Traditional Tunisian cuisine reflects local agriculture. It stresses wheat, in the form of bread or couscous, olives and olive oil, meat (above all, mutton), fruit, and vegetables. Couscous (semolina wheat prepared with a stew of meat and vegetables) is the national dish, and most people eat it daily in simple forms, and in more complex forms for celebrations. Bread with stew is a growing alternative. Tunisians near the coast eat a lot of seafood, and eggs are also common. Tunisians tend to eat in family groups at home, and restaurants are common in tourist areas and for travelers. In the countryside, tea is served in preference to the urban coffee. Tunisians also fast from dawn to dark during the month of Ramadan.
Tunisia is, in terms of language, the most homogeneous of the Maghreb states. This is because almost the entire population speaks Tunisian Arabic (also called Darija) natively. Most are also literate in Literary Arabic, which is the country’s official language, and French. The Tunisian Darija is considered a variety of Arabic – or more accurately a set of dialects – therefore, there is no official standardisation body for Tunisian Arabic and it is spoken mainly in the context of a daily dialogue within the family. According to linguistic studies, it is a close relative to Maltese. Berber languages are spoken by a minority, especially in the south.
Tunisian literature exists in two forms: in French and in Arabic. Arabic literature in Tunisia dates to the 7th century, with the arrival of Arab civilization in the region. Arabic literature is more important than French-language literature—which followed the introduction of the French protectorate in 1881—both in volume and value. The national bibliography lists 1,249 non-academic books published in 2002 in Tunisia, of which 885 titles are in Arabic. Nearly a third of these books are intended for children.
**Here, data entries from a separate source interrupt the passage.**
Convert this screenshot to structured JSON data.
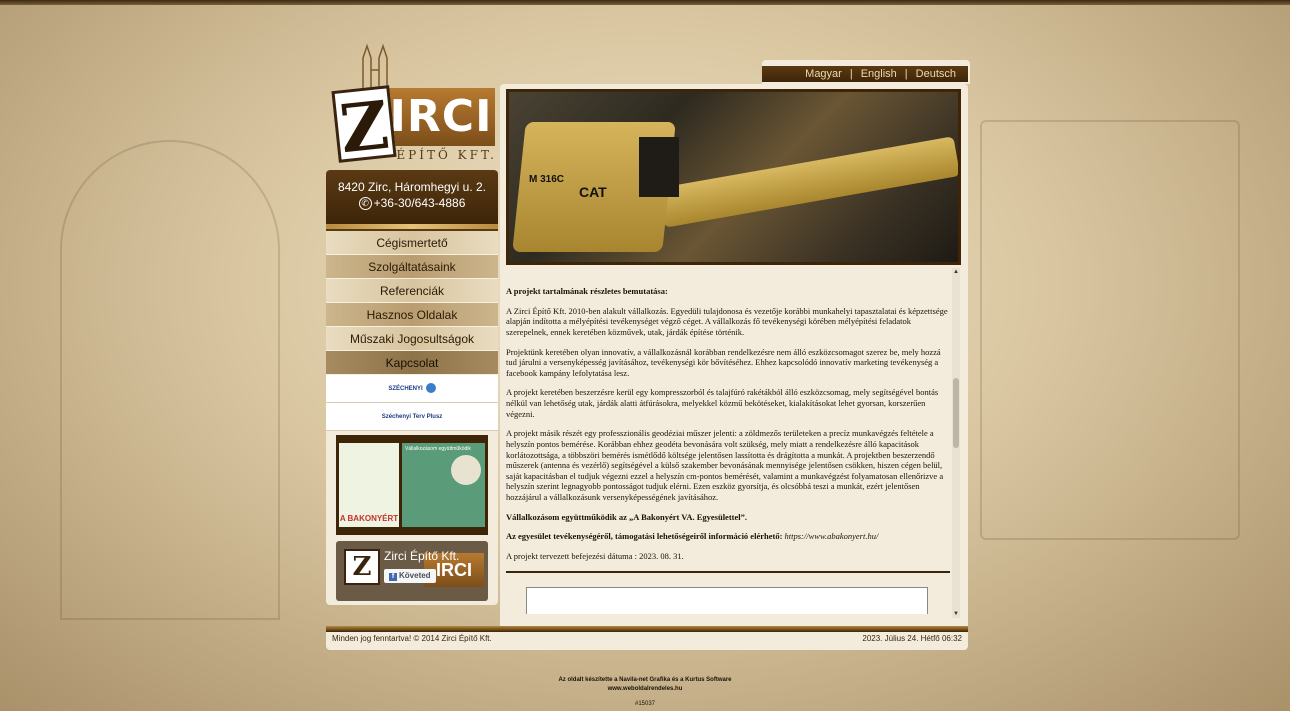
{
  "logo": {
    "initial": "Z",
    "name": "IRCI",
    "subtitle": "ÉPÍTŐ KFT."
  },
  "contact": {
    "address": "8420 Zirc, Háromhegyi u. 2.",
    "phone": "+36-30/643-4886"
  },
  "nav": [
    {
      "label": "Cégismertető"
    },
    {
      "label": "Szolgáltatásaink"
    },
    {
      "label": "Referenciák"
    },
    {
      "label": "Hasznos Oldalak"
    },
    {
      "label": "Műszaki Jogosultságok"
    },
    {
      "label": "Kapcsolat"
    }
  ],
  "sponsors": {
    "szechenyi": "SZÉCHENYI",
    "szechenyi_terv": "Széchenyi Terv Plusz"
  },
  "bakony": {
    "logo_text": "A BAKONYÉRT",
    "ad_title": "Vállalkozásom együttműködik"
  },
  "facebook": {
    "page_name": "Zirci Építő Kft.",
    "follow_label": "Követed",
    "banner": "IRCI"
  },
  "languages": [
    "Magyar",
    "English",
    "Deutsch"
  ],
  "hero": {
    "model": "M 316C",
    "brand": "CAT"
  },
  "content": {
    "heading": "A projekt tartalmának részletes bemutatása:",
    "p1": "A Zirci Építő Kft. 2010-ben alakult vállalkozás. Egyedüli tulajdonosa és vezetője korábbi munkahelyi tapasztalatai és képzettsége alapján indította a mélyépítési tevékenységet végző céget. A vállalkozás fő tevékenységi körében mélyépítési feladatok szerepelnek, ennek keretében közművek, utak, járdák építése történik.",
    "p2": "Projektünk keretében olyan innovatív, a vállalkozásnál korábban rendelkezésre nem álló eszközcsomagot szerez be, mely hozzá tud járulni a versenyképesség javításához, tevékenységi kör bővítéséhez. Ehhez kapcsolódó innovatív marketing tevékenység a facebook kampány lefolytatása lesz.",
    "p3": "A projekt keretében beszerzésre kerül egy kompresszorból és talajfúró rakétákból álló eszközcsomag, mely segítségével bontás nélkül van lehetőség utak, járdák alatti átfúrásokra, melyekkel közmű bekötéseket, kialakításokat lehet gyorsan, korszerűen végezni.",
    "p4": "A projekt másik részét egy professzionális geodéziai műszer jelenti: a zöldmezős területeken a precíz munkavégzés feltétele a helyszín pontos bemérése. Korábban ehhez geodéta bevonására volt szükség, mely miatt a rendelkezésre álló kapacitások korlátozottsága, a többszöri bemérés ismétlődő költsége jelentősen lassította és drágította a munkát. A projektben beszerzendő műszerek (antenna és vezérlő) segítségével a külső szakember bevonásának mennyisége jelentősen csökken, hiszen cégen belül, saját kapacitásban el tudjuk végezni ezzel a helyszín cm-pontos bemérését, valamint a munkavégzést folyamatosan ellenőrizve a helyszín szerint legnagyobb pontosságot tudjuk elérni. Ezen eszköz gyorsítja, és olcsóbbá teszi a munkát, ezért jelentősen hozzájárul a vállalkozásunk versenyképességének javításához.",
    "p5": "Vállalkozásom együttműködik az „A Bakonyért VA. Egyesülettel”.",
    "p6_label": "Az egyesület tevékenységéről, támogatási lehetőségeiről információ elérhető:",
    "p6_link": "https://www.abakonyert.hu/",
    "p7": "A projekt tervezett befejezési dátuma : 2023. 08. 31."
  },
  "footer": {
    "copyright": "Minden jog fenntartva! © 2014 Zirci Építő Kft.",
    "datetime": "2023. Július 24. Hétfő 06:32"
  },
  "credit": {
    "line1": "Az oldalt készítette a Navila-net Grafika és a Kurtus Software",
    "line2": "www.weboldalrendeles.hu",
    "line3": "#15037"
  }
}
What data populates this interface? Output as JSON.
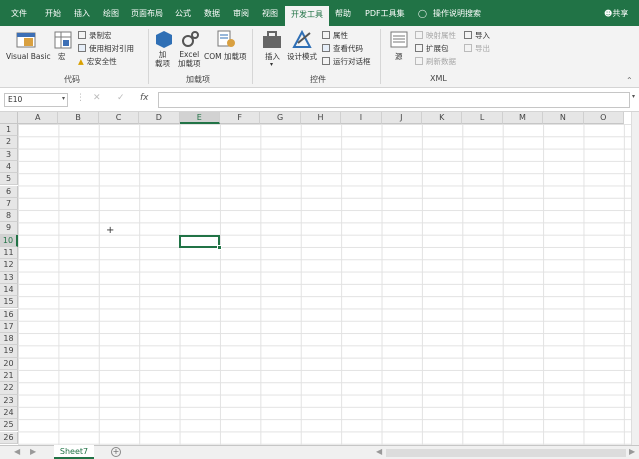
{
  "tabs": [
    "文件",
    "开始",
    "插入",
    "绘图",
    "页面布局",
    "公式",
    "数据",
    "审阅",
    "视图",
    "开发工具",
    "帮助",
    "PDF工具集"
  ],
  "active_tab": "开发工具",
  "tell_me": "操作说明搜索",
  "share": "共享",
  "ribbon": {
    "code": {
      "label": "代码",
      "visual_basic": "Visual Basic",
      "macros": "宏",
      "record_macro": "录制宏",
      "relative_refs": "使用相对引用",
      "macro_security": "宏安全性"
    },
    "addins": {
      "label": "加载项",
      "addins_btn": "加\n载项",
      "excel_addins": "Excel\n加载项",
      "com_addins": "COM 加载项"
    },
    "controls": {
      "label": "控件",
      "insert": "插入",
      "design_mode": "设计模式",
      "properties": "属性",
      "view_code": "查看代码",
      "run_dialog": "运行对话框"
    },
    "xml": {
      "label": "XML",
      "source": "源",
      "map_properties": "映射属性",
      "expansion_packs": "扩展包",
      "refresh_data": "刷新数据",
      "import": "导入",
      "export": "导出"
    }
  },
  "formula_bar": {
    "name_box": "E10",
    "formula": "",
    "fx": "fx"
  },
  "columns": [
    "A",
    "B",
    "C",
    "D",
    "E",
    "F",
    "G",
    "H",
    "I",
    "J",
    "K",
    "L",
    "M",
    "N",
    "O"
  ],
  "rows": [
    "1",
    "2",
    "3",
    "4",
    "5",
    "6",
    "7",
    "8",
    "9",
    "10",
    "11",
    "12",
    "13",
    "14",
    "15",
    "16",
    "17",
    "18",
    "19",
    "20",
    "21",
    "22",
    "23",
    "24",
    "25",
    "26"
  ],
  "selected_cell": "E10",
  "sheet_tab": "Sheet7",
  "colors": {
    "accent": "#217346"
  }
}
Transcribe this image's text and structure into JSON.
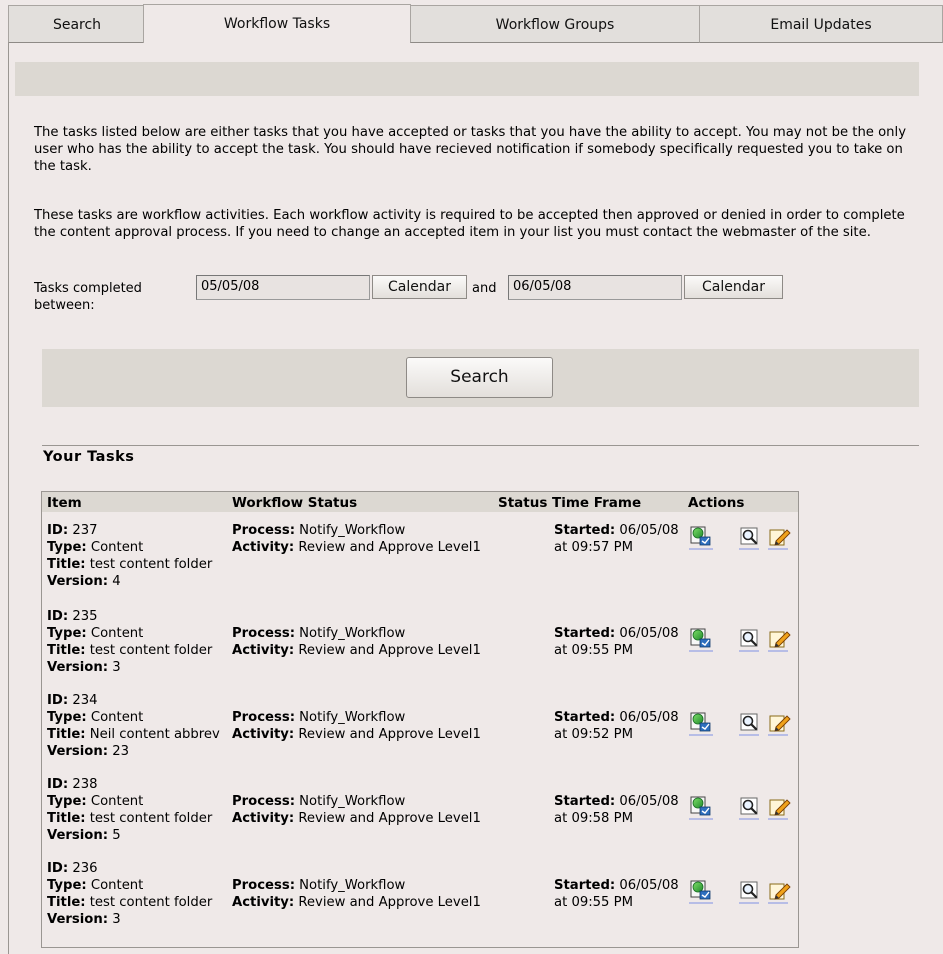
{
  "tabs": [
    {
      "label": "Search"
    },
    {
      "label": "Workflow Tasks"
    },
    {
      "label": "Workflow Groups"
    },
    {
      "label": "Email Updates"
    }
  ],
  "intro": {
    "para1": "The tasks listed below are either tasks that you have accepted or tasks that you have the ability to accept. You may not be the only user who has the ability to accept the task. You should have recieved notification if somebody specifically requested you to take on the task.",
    "para2": "These tasks are workflow activities. Each workflow activity is required to be accepted then approved or denied in order to complete the content approval process. If you need to change an accepted item in your list you must contact the webmaster of the site."
  },
  "filter": {
    "label": "Tasks completed between:",
    "start_date": "05/05/08",
    "end_date": "06/05/08",
    "calendar_label": "Calendar",
    "and_text": "and",
    "search_label": "Search"
  },
  "tasks": {
    "heading": "Your Tasks",
    "columns": {
      "item": "Item",
      "workflow_status": "Workflow Status",
      "status": "Status",
      "time_frame": "Time Frame",
      "actions": "Actions"
    },
    "labels": {
      "id": "ID:",
      "type": "Type:",
      "title": "Title:",
      "version": "Version:",
      "process": "Process:",
      "activity": "Activity:",
      "started": "Started:"
    },
    "rows": [
      {
        "id": "237",
        "type": "Content",
        "title": "test content folder",
        "version": "4",
        "process": "Notify_Workflow",
        "activity": "Review and Approve Level1",
        "started_date": "06/05/08",
        "started_time": "at 09:57 PM"
      },
      {
        "id": "235",
        "type": "Content",
        "title": "test content folder",
        "version": "3",
        "process": "Notify_Workflow",
        "activity": "Review and Approve Level1",
        "started_date": "06/05/08",
        "started_time": "at 09:55 PM"
      },
      {
        "id": "234",
        "type": "Content",
        "title": "Neil content abbrev",
        "version": "23",
        "process": "Notify_Workflow",
        "activity": "Review and Approve Level1",
        "started_date": "06/05/08",
        "started_time": "at 09:52 PM"
      },
      {
        "id": "238",
        "type": "Content",
        "title": "test content folder",
        "version": "5",
        "process": "Notify_Workflow",
        "activity": "Review and Approve Level1",
        "started_date": "06/05/08",
        "started_time": "at 09:58 PM"
      },
      {
        "id": "236",
        "type": "Content",
        "title": "test content folder",
        "version": "3",
        "process": "Notify_Workflow",
        "activity": "Review and Approve Level1",
        "started_date": "06/05/08",
        "started_time": "at 09:55 PM"
      }
    ],
    "action_icons": [
      "accept-task-icon",
      "preview-icon",
      "edit-icon"
    ]
  }
}
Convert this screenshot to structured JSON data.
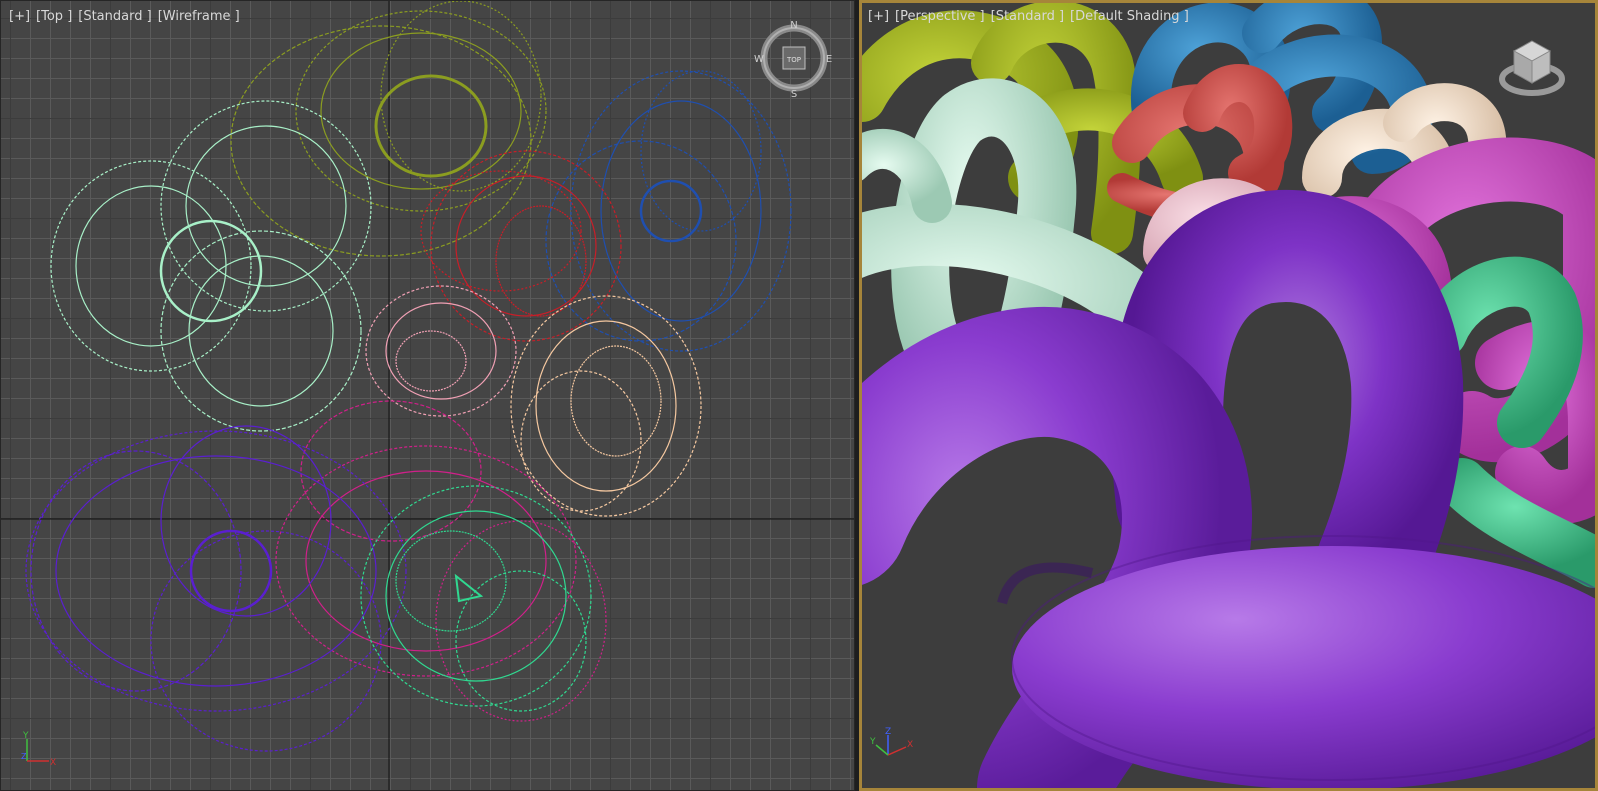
{
  "left_viewport": {
    "menu_plus": "[+]",
    "view_name": "[Top ]",
    "view_mode": "[Standard ]",
    "shading": "[Wireframe ]",
    "compass": {
      "n": "N",
      "e": "E",
      "s": "S",
      "w": "W",
      "center": "TOP"
    },
    "axis_y": "Y",
    "axis_z": "Z",
    "axis_x": "X"
  },
  "right_viewport": {
    "menu_plus": "[+]",
    "view_name": "[Perspective ]",
    "view_mode": "[Standard ]",
    "shading": "[Default Shading ]",
    "axis_y": "Y",
    "axis_z": "Z",
    "axis_x": "X"
  },
  "colors": {
    "active_border": "#a6853a",
    "grid_bg": "#454545",
    "wire_olive": "#8fa21f",
    "wire_mint": "#a8f0c8",
    "wire_blue": "#1f4fb0",
    "wire_red": "#c81e28",
    "wire_pink": "#f0a0b4",
    "wire_peach": "#f5c8a0",
    "wire_purple": "#5a1fd0",
    "wire_magenta": "#d0208a",
    "wire_green": "#30d890"
  }
}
Islamic architecture is expressed in various facets in Tunisia. Through many buildings, Kairouan forms the epicenter of an architectural movement expressing the relationship between buildings and spirituality with the ornamental decoration of religious buildings in the holy city. In Djerba, the architecture such as the fortress of Kef reflects the military and spiritual destiny of a Sufi influence in the region.
Given the cosmopolitan nature of cities in Tunisia, they have retained a diversity and juxtaposition of styles. Many buildings were designed by many different architects, artisans and entrepreneurs during the French protectorate. Five distinct architectural and decorative styles are particularly popular: those of the eclectic style (neo-classical, baroque, etc..) Between 1881 and 1900 and then again until 1920 the style was neo-Mauresque, between 1925 and 1940 it was in the Art Deco style and then the modernist style between 1943 and 1947.
In the south, the oasis of Gafsa, Tozeur or Nafta, and ksours and cave dwellings of Matmata are characterized by their response to the hostile environment arising from the heat and dryness of the desert or semi-desert.
Football is the most popular sport in Tunisia. The most watched sports in Tunisia are football, handball, volleyball, basketball, tennis, and rugby union.
Sport is encouraged in school, and local sports clubs receive financial support from the local governments.
The national holidays are all evocations of the recent past of the country, and celebrate the markers of the nationalist history. They include independence from France (20 March 1956), the proclamation of the republic (25 July 1957), the adoption of the first constitution of the republic (1 June 1959), the final evacuation of the French military from Tunisia (15 October 1963), and the “change-over” when President Ben Ali was sworn in to replace Bourguiba (7 November 1987). These days are generally holidays from work.